Sept. 11, 2015 — The post Labor Day period is already bringing clarity to various Senate races, including several within the last day or two.
Speculation surrounding Sen. Heidi Heitkamp (D) jumping into the open North Dakota governor’s race was put to bed earlier this week. Sen. Heitkamp announced that she will not enter the state campaign and instead will complete her first senate term. Heitkamp was elected in 2012 and comes in-cycle three years from now.
The Democratic Senatorial Campaign Committee leadership was concerned that Heitkamp would run for governor. Though she would not have risked her Senate seat to run, had she been victorious, a new succession law the legislature and Gov. Jack Dalrymple (R) adopted this term takes the appointment power away from the governor pertaining to Senate vacancies. Instead, their action now requires calling an immediate special election. The chances of Republicans being able to convert an open North Dakota seat in a special 2017 vote would be very high, hence the importance of the national party leaders prevailing upon Sen. Heitkamp to forego a gubernatorial bid.
Aug. 26, 2015 — Gov. Jack Dalrymple’s (R) semi-surprising announcement Monday that he is not going to seek a second full term is launching North Dakota politicos into motion. The biggest question surrounds US Sen. Heidi Heitkamp (D), and whether she will enter what is now an open race for governor.
Though North Dakota has become a solidly Republican state, Heitkamp successfully won her Senate seat in 2012 nipping then-at-large Rep. Rick Berg (R), 50-49 percent.
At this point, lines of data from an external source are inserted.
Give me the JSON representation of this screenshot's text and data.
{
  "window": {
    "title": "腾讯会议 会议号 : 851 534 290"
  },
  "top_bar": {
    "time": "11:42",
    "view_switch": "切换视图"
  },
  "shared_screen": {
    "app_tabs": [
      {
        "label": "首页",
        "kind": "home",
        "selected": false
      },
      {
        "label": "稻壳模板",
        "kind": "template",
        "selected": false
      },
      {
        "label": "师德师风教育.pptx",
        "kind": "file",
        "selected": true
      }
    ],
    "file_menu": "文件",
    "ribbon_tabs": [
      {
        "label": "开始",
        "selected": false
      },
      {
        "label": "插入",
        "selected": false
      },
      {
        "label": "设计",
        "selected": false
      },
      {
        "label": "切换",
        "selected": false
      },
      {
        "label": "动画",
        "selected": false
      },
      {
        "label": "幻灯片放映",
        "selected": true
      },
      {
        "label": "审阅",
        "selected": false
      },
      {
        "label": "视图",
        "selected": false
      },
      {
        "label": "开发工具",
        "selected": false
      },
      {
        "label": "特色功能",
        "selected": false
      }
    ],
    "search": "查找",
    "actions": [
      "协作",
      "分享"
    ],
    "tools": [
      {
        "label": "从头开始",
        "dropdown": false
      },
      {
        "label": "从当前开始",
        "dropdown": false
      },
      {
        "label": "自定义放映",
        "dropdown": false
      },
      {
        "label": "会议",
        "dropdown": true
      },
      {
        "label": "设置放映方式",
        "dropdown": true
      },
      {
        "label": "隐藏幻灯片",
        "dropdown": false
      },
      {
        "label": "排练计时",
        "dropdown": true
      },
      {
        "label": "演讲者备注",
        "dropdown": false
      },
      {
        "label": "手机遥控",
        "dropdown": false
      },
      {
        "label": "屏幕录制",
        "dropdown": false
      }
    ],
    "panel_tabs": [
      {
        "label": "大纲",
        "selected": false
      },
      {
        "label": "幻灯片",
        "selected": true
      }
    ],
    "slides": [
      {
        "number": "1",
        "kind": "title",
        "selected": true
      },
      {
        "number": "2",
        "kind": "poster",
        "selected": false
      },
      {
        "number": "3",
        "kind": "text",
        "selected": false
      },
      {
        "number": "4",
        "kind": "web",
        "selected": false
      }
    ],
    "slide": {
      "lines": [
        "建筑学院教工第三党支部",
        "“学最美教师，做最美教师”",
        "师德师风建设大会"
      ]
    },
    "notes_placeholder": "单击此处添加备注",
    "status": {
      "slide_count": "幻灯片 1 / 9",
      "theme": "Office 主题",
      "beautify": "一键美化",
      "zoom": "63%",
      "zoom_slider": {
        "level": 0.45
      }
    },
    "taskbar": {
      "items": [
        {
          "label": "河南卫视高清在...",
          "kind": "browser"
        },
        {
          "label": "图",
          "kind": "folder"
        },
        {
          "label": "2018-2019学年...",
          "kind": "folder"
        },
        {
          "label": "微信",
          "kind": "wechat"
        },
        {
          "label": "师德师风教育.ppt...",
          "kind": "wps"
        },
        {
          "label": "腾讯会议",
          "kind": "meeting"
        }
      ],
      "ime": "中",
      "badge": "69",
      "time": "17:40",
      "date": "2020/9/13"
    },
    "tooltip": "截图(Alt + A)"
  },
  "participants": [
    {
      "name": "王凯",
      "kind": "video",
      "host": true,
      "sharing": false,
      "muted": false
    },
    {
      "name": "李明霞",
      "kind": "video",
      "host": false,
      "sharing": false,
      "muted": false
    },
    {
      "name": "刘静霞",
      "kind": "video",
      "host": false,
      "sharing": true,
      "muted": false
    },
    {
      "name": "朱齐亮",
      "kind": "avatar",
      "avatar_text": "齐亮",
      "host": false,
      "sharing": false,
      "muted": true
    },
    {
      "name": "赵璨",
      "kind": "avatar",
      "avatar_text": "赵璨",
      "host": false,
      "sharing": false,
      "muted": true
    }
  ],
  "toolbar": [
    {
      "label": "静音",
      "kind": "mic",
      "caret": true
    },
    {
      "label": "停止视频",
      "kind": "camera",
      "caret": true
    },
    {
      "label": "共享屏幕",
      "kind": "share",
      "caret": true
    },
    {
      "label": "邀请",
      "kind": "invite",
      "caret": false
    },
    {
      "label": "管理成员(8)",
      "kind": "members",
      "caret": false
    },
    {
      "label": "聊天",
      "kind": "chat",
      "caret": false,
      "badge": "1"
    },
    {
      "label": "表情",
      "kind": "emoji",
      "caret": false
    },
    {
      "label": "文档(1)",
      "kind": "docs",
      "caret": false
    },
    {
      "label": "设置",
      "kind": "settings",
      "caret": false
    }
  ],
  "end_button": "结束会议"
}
But, the governor’s office is what drives her political desire. From her post as the state’s two-term attorney general, Heitkamp ran for ND’s top office in 2000, but a diagnosis of breast cancer slowed her ability to compete. She fell to current Republican Sen. John Hoeven (55-45 percent) for what would be his first of three terms as the state’s chief executive.
Earlier in the year, speculation began growing that Sen. Heitkamp was considering challenging Gov. Dalrymple. Even though she would have been a distinct underdog, her proven ability to win difficult races in a conservative state is established. At the very least, she would have been a formidable candidate and not have had to risk her Senate seat.